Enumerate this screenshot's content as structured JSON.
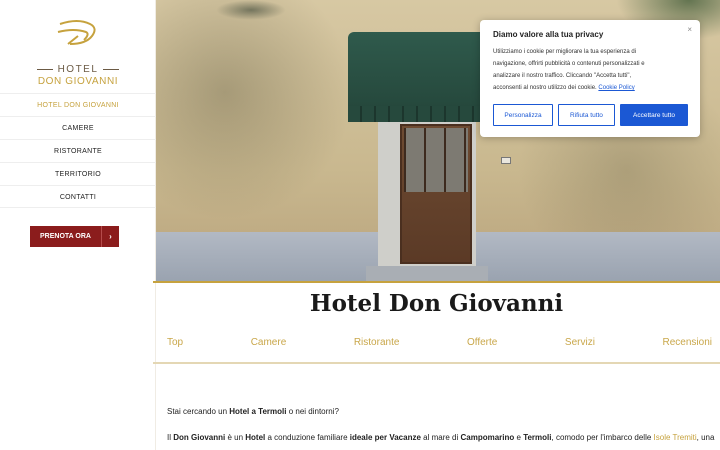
{
  "logo": {
    "line1": "HOTEL",
    "line2": "DON GIOVANNI",
    "icon": "don-giovanni-monogram"
  },
  "nav": {
    "items": [
      {
        "label": "HOTEL DON GIOVANNI",
        "active": true
      },
      {
        "label": "CAMERE"
      },
      {
        "label": "RISTORANTE"
      },
      {
        "label": "TERRITORIO"
      },
      {
        "label": "CONTATTI"
      }
    ]
  },
  "book": {
    "label": "PRENOTA ORA",
    "arrow": "›"
  },
  "privacy": {
    "title": "Diamo valore alla tua privacy",
    "text": "Utilizziamo i cookie per migliorare la tua esperienza di navigazione, offrirti pubblicità o contenuti personalizzati e analizzare il nostro traffico. Cliccando \"Accetta tutti\", acconsenti al nostro utilizzo dei cookie.",
    "line1": "Utilizziamo i cookie per migliorare la tua esperienza di",
    "line2": "navigazione, offrirti pubblicità o contenuti personalizzati e",
    "line3": "analizzare il nostro traffico. Cliccando \"Accetta tutti\",",
    "line4": "acconsenti al nostro utilizzo dei cookie.",
    "link": "Cookie Policy",
    "close": "×",
    "btn_customize": "Personalizza",
    "btn_reject": "Rifiuta tutto",
    "btn_accept": "Accettare tutto",
    "accent": "#1b58d4"
  },
  "main": {
    "title": "Hotel Don Giovanni",
    "tabs": [
      "Top",
      "Camere",
      "Ristorante",
      "Offerte",
      "Servizi",
      "Recensioni"
    ]
  },
  "content": {
    "p1_a": "Stai cercando un ",
    "p1_b": "Hotel a Termoli",
    "p1_c": " o nei dintorni?",
    "p2_a": "Il ",
    "p2_b": "Don Giovanni",
    "p2_c": " è un ",
    "p2_d": "Hotel",
    "p2_e": " a conduzione familiare ",
    "p2_f": "ideale per Vacanze",
    "p2_g": " al mare di ",
    "p2_h": "Campomarino",
    "p2_i": " e ",
    "p2_j": "Termoli",
    "p2_k": ", comodo per l'imbarco delle ",
    "p2_l": "Isole Tremiti",
    "p2_m": ", una"
  },
  "colors": {
    "gold": "#c6a23e",
    "burgundy": "#8b1c1c",
    "blue": "#1b58d4"
  }
}
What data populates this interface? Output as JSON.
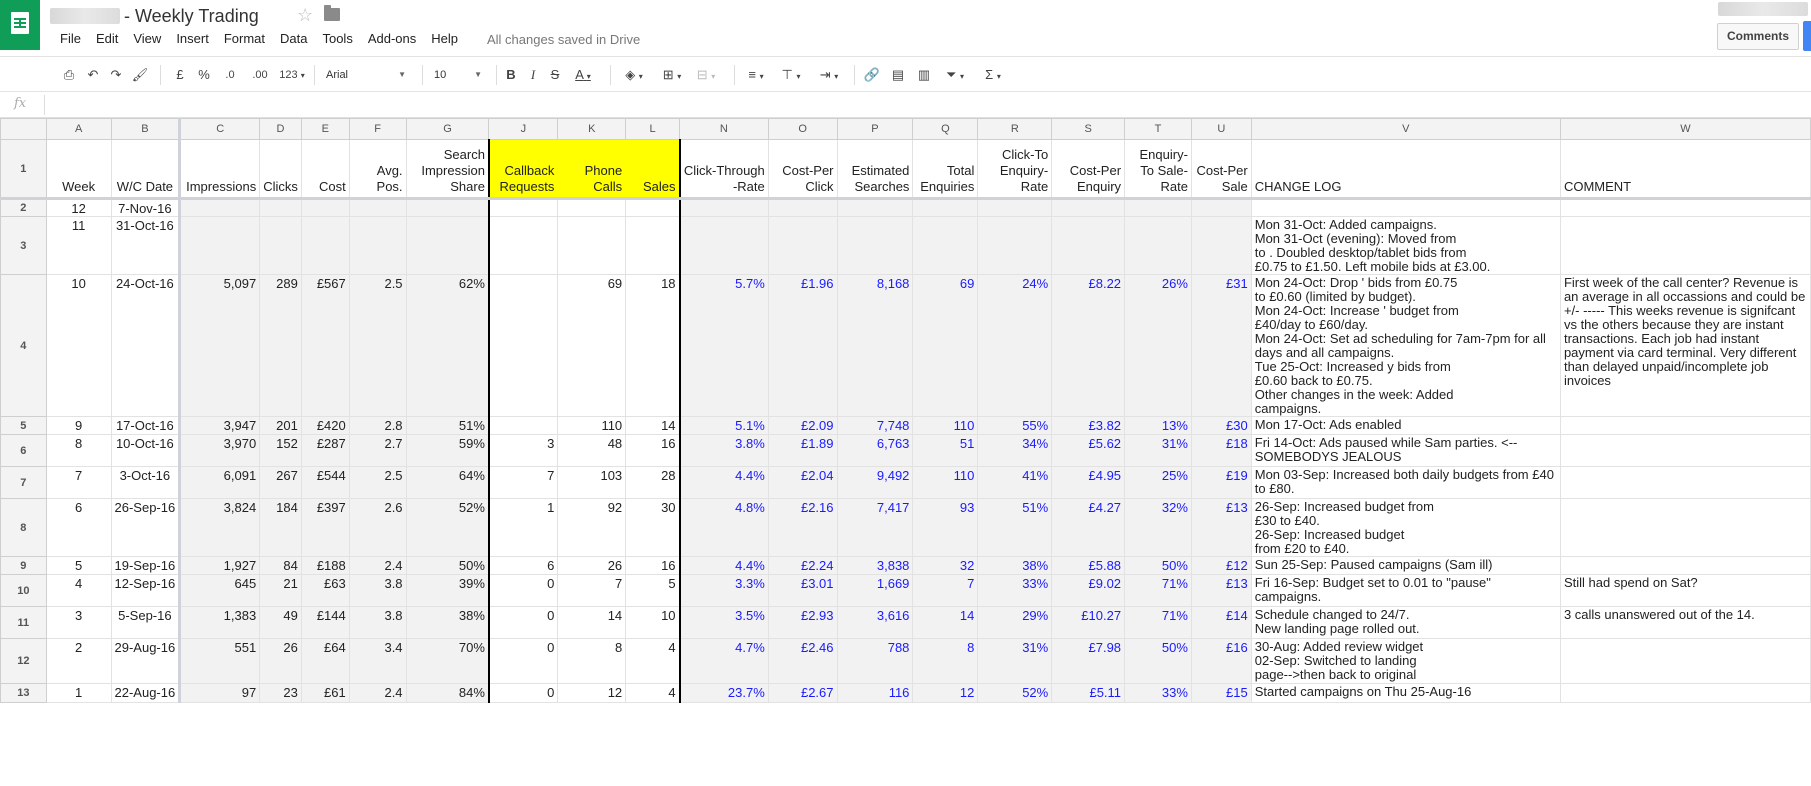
{
  "app": {
    "title": "- Weekly Trading",
    "save_status": "All changes saved in Drive",
    "comments_label": "Comments",
    "menu": [
      "File",
      "Edit",
      "View",
      "Insert",
      "Format",
      "Data",
      "Tools",
      "Add-ons",
      "Help"
    ]
  },
  "toolbar": {
    "currency": "£",
    "percent": "%",
    "dec_decrease": ".0",
    "dec_increase": ".00",
    "more_formats": "123",
    "font": "Arial",
    "font_size": "10",
    "bold": "B",
    "italic": "I",
    "strike": "S",
    "text_color": "A",
    "functions": "Σ"
  },
  "formula_bar": {
    "fx": "fx"
  },
  "columns": [
    "A",
    "B",
    "C",
    "D",
    "E",
    "F",
    "G",
    "J",
    "K",
    "L",
    "N",
    "O",
    "P",
    "Q",
    "R",
    "S",
    "T",
    "U",
    "V",
    "W"
  ],
  "header_row": {
    "week": "Week",
    "wc_date": "W/C Date",
    "impressions": "Impressions",
    "clicks": "Clicks",
    "cost": "Cost",
    "avg_pos": "Avg. Pos.",
    "search_share": "Search Impression Share",
    "callback": "Callback Requests",
    "phone_calls": "Phone Calls",
    "sales": "Sales",
    "ctr": "Click-Through -Rate",
    "cpc": "Cost-Per Click",
    "est_searches": "Estimated Searches",
    "total_enq": "Total Enquiries",
    "click_enq_rate": "Click-To Enquiry-Rate",
    "cost_per_enq": "Cost-Per Enquiry",
    "enq_sale_rate": "Enquiry-To Sale-Rate",
    "cost_per_sale": "Cost-Per Sale",
    "change_log": "CHANGE LOG",
    "comment": "COMMENT"
  },
  "rows": [
    {
      "n": "2",
      "week": "12",
      "date": "7-Nov-16",
      "imp": "",
      "clicks": "",
      "cost": "",
      "pos": "",
      "share": "",
      "cb": "",
      "calls": "",
      "sales": "",
      "ctr": "",
      "cpc": "",
      "est": "",
      "enq": "",
      "c2e": "",
      "cpe": "",
      "e2s": "",
      "cps": "",
      "log": "",
      "comment": ""
    },
    {
      "n": "3",
      "week": "11",
      "date": "31-Oct-16",
      "imp": "",
      "clicks": "",
      "cost": "",
      "pos": "",
      "share": "",
      "cb": "",
      "calls": "",
      "sales": "",
      "ctr": "",
      "cpc": "",
      "est": "",
      "enq": "",
      "c2e": "",
      "cpe": "",
      "e2s": "",
      "cps": "",
      "log": "Mon 31-Oct: Added campaigns.\nMon 31-Oct (evening): Moved from\nto . Doubled desktop/tablet bids from\n£0.75 to £1.50. Left mobile bids at £3.00.",
      "comment": ""
    },
    {
      "n": "4",
      "week": "10",
      "date": "24-Oct-16",
      "imp": "5,097",
      "clicks": "289",
      "cost": "£567",
      "pos": "2.5",
      "share": "62%",
      "cb": "",
      "calls": "69",
      "sales": "18",
      "ctr": "5.7%",
      "cpc": "£1.96",
      "est": "8,168",
      "enq": "69",
      "c2e": "24%",
      "cpe": "£8.22",
      "e2s": "26%",
      "cps": "£31",
      "log": "Mon 24-Oct: Drop ' bids from £0.75\nto £0.60 (limited by budget).\nMon 24-Oct: Increase ' budget from\n£40/day to £60/day.\nMon 24-Oct: Set ad scheduling for 7am-7pm for all\ndays and all campaigns.\nTue 25-Oct: Increased y bids from\n£0.60 back to £0.75.\nOther changes in the week: Added\ncampaigns.",
      "comment": "First week of the call center? Revenue is an average in all occassions and could be +/- ----- This weeks revenue is signifcant vs the others because they are instant transactions. Each job had instant payment via card terminal. Very different than delayed unpaid/incomplete job invoices"
    },
    {
      "n": "5",
      "week": "9",
      "date": "17-Oct-16",
      "imp": "3,947",
      "clicks": "201",
      "cost": "£420",
      "pos": "2.8",
      "share": "51%",
      "cb": "",
      "calls": "110",
      "sales": "14",
      "ctr": "5.1%",
      "cpc": "£2.09",
      "est": "7,748",
      "enq": "110",
      "c2e": "55%",
      "cpe": "£3.82",
      "e2s": "13%",
      "cps": "£30",
      "log": "Mon 17-Oct: Ads enabled",
      "comment": ""
    },
    {
      "n": "6",
      "week": "8",
      "date": "10-Oct-16",
      "imp": "3,970",
      "clicks": "152",
      "cost": "£287",
      "pos": "2.7",
      "share": "59%",
      "cb": "3",
      "calls": "48",
      "sales": "16",
      "ctr": "3.8%",
      "cpc": "£1.89",
      "est": "6,763",
      "enq": "51",
      "c2e": "34%",
      "cpe": "£5.62",
      "e2s": "31%",
      "cps": "£18",
      "log": "Fri 14-Oct: Ads paused while Sam parties. <--\nSOMEBODYS JEALOUS",
      "comment": ""
    },
    {
      "n": "7",
      "week": "7",
      "date": "3-Oct-16",
      "imp": "6,091",
      "clicks": "267",
      "cost": "£544",
      "pos": "2.5",
      "share": "64%",
      "cb": "7",
      "calls": "103",
      "sales": "28",
      "ctr": "4.4%",
      "cpc": "£2.04",
      "est": "9,492",
      "enq": "110",
      "c2e": "41%",
      "cpe": "£4.95",
      "e2s": "25%",
      "cps": "£19",
      "log": "Mon 03-Sep: Increased both daily budgets from £40\nto £80.",
      "comment": ""
    },
    {
      "n": "8",
      "week": "6",
      "date": "26-Sep-16",
      "imp": "3,824",
      "clicks": "184",
      "cost": "£397",
      "pos": "2.6",
      "share": "52%",
      "cb": "1",
      "calls": "92",
      "sales": "30",
      "ctr": "4.8%",
      "cpc": "£2.16",
      "est": "7,417",
      "enq": "93",
      "c2e": "51%",
      "cpe": "£4.27",
      "e2s": "32%",
      "cps": "£13",
      "log": "26-Sep: Increased budget from\n£30 to £40.\n26-Sep: Increased budget\nfrom £20 to £40.",
      "comment": ""
    },
    {
      "n": "9",
      "week": "5",
      "date": "19-Sep-16",
      "imp": "1,927",
      "clicks": "84",
      "cost": "£188",
      "pos": "2.4",
      "share": "50%",
      "cb": "6",
      "calls": "26",
      "sales": "16",
      "ctr": "4.4%",
      "cpc": "£2.24",
      "est": "3,838",
      "enq": "32",
      "c2e": "38%",
      "cpe": "£5.88",
      "e2s": "50%",
      "cps": "£12",
      "log": "Sun 25-Sep: Paused campaigns (Sam ill)",
      "comment": ""
    },
    {
      "n": "10",
      "week": "4",
      "date": "12-Sep-16",
      "imp": "645",
      "clicks": "21",
      "cost": "£63",
      "pos": "3.8",
      "share": "39%",
      "cb": "0",
      "calls": "7",
      "sales": "5",
      "ctr": "3.3%",
      "cpc": "£3.01",
      "est": "1,669",
      "enq": "7",
      "c2e": "33%",
      "cpe": "£9.02",
      "e2s": "71%",
      "cps": "£13",
      "log": "Fri 16-Sep: Budget set to 0.01 to \"pause\"\ncampaigns.",
      "comment": "Still had spend on Sat?"
    },
    {
      "n": "11",
      "week": "3",
      "date": "5-Sep-16",
      "imp": "1,383",
      "clicks": "49",
      "cost": "£144",
      "pos": "3.8",
      "share": "38%",
      "cb": "0",
      "calls": "14",
      "sales": "10",
      "ctr": "3.5%",
      "cpc": "£2.93",
      "est": "3,616",
      "enq": "14",
      "c2e": "29%",
      "cpe": "£10.27",
      "e2s": "71%",
      "cps": "£14",
      "log": "Schedule changed to 24/7.\nNew landing page rolled out.",
      "comment": "3 calls unanswered out of the 14."
    },
    {
      "n": "12",
      "week": "2",
      "date": "29-Aug-16",
      "imp": "551",
      "clicks": "26",
      "cost": "£64",
      "pos": "3.4",
      "share": "70%",
      "cb": "0",
      "calls": "8",
      "sales": "4",
      "ctr": "4.7%",
      "cpc": "£2.46",
      "est": "788",
      "enq": "8",
      "c2e": "31%",
      "cpe": "£7.98",
      "e2s": "50%",
      "cps": "£16",
      "log": "30-Aug: Added review widget\n02-Sep: Switched to landing\npage-->then back to original",
      "comment": ""
    },
    {
      "n": "13",
      "week": "1",
      "date": "22-Aug-16",
      "imp": "97",
      "clicks": "23",
      "cost": "£61",
      "pos": "2.4",
      "share": "84%",
      "cb": "0",
      "calls": "12",
      "sales": "4",
      "ctr": "23.7%",
      "cpc": "£2.67",
      "est": "116",
      "enq": "12",
      "c2e": "52%",
      "cpe": "£5.11",
      "e2s": "33%",
      "cps": "£15",
      "log": "Started campaigns on Thu 25-Aug-16",
      "comment": ""
    }
  ],
  "colors": {
    "brand_green": "#0f9d58",
    "highlight_yellow": "#ffff00",
    "metric_blue": "#1a1aff"
  }
}
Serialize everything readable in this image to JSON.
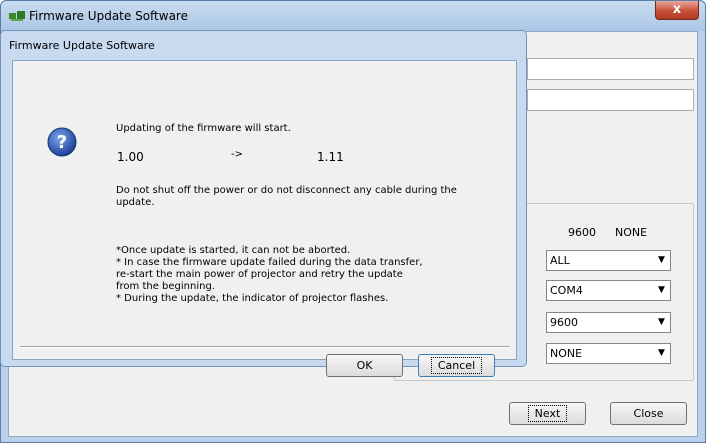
{
  "main_window": {
    "title": "Firmware Update Software",
    "close_label": "x",
    "settings": {
      "baud_label": "9600",
      "parity_label": "NONE",
      "combo_target": "ALL",
      "combo_port": "COM4",
      "combo_baud": "9600",
      "combo_parity": "NONE"
    },
    "buttons": {
      "next": "Next",
      "close": "Close"
    }
  },
  "dialog": {
    "title": "Firmware Update Software",
    "message": "Updating of the firmware will start.",
    "version_from": "1.00",
    "arrow": "->",
    "version_to": "1.11",
    "warning": "Do not shut off the power or do not disconnect any cable during the\nupdate.",
    "notes": "*Once update is started, it can not be aborted.\n* In case the firmware update failed during the data transfer,\nre-start the main power of projector and retry the update\nfrom the beginning.\n* During the update, the indicator of projector flashes.",
    "ok_label": "OK",
    "cancel_label": "Cancel"
  },
  "icons": {
    "dialog_icon": "question-icon",
    "app_icon": "firmware-app-icon"
  }
}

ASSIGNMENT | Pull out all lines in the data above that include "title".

RESPONSE |
    "title": "Diamo valore alla tua privacy",
    "title": "Hotel Don Giovanni",
    "title": "- Weekly Trading",
    "title": "Firmware Update Software",
    "title": "Firmware Update Software",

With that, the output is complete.